According to a government press release, the provisional turnout was 30.2% at the end of the referendum – much lower than the previous record of 43.6% in 2000. In the last five years, 58% of the vote was cast in the Assembly elections.
In an effort to increase turnout, the city offered free public transportation throughout the day – but instead of going to the polls, many Hong Kongers seemed to take free trains and buses to walkways and camps.
The results, announced Monday morning, saw pro-establishment candidates claiming all 20 seats in the available geographical constituencies. None of the city’s major pro-democracy parties fielded candidates.
Mayor Gary Lam thanked voters Sunday night, saying “this is an important election to implement the policy of ‘patriots governing Hong Kong’, following the improvement of the electoral system.”
Under the previous system, half of the 70-member assembly was directly elected by the people, while the other half was generally elected by pro-China trade and industry organizations.
The new reforms expanded the legislature to 90 seats – but most of these are controlled by pro-Beijing, government-appointed panel and trade and industry organizations. Currently, only 20 seats are directly elected by the people – the lowest number since Hong Kong was handed over to Chinese rule in 1997.
Many Hong Kong activists fleeing abroad called on voters to boycott the election ahead of Sunday, arguing it was a fraudulent election – echoed by criticism from several rights groups and international observers.
Former lawmakers Nathan Law and Ted Hui, both self-exiled, were among those who supported the boycott. Hong Kong authorities subsequently issued an arrest warrant against them.

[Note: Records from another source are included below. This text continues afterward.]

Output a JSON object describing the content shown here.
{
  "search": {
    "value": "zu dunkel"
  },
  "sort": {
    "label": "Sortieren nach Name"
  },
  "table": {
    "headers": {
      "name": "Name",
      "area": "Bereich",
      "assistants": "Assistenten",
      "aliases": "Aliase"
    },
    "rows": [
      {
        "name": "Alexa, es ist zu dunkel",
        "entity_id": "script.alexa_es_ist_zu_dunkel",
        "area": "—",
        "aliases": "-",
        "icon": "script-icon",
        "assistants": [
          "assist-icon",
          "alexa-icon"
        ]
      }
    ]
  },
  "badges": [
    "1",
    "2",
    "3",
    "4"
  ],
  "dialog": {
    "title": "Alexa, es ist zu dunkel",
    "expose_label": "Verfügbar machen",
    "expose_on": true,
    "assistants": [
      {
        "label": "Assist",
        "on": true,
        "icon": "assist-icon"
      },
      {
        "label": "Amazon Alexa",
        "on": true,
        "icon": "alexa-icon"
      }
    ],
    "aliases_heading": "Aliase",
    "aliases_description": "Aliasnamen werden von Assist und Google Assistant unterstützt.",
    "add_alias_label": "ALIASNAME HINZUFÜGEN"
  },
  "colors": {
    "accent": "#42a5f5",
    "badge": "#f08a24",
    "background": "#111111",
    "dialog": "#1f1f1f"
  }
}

In Lam’s statement on Sunday night, he argued that order and good “governance” needed a new electoral system, and that in previous elections, “anti-China forces entered the political system … confusing the legislature.”
The 2019 election took place several months into the protest movement, after millions of strong rallies and street clashes between protesters and police. At the time, the referendum was designed to be a referendum on protests.
At a news conference on Monday morning, Lam acknowledged that Sunday’s turnout was low – but argued that was not a bad thing.
Lam said the 2019 high turnout was “based on polarization”. “There was a high turnout in the (2019) election due to difficulties in Hong Kong,” he added. “This is not something we should be proud of.”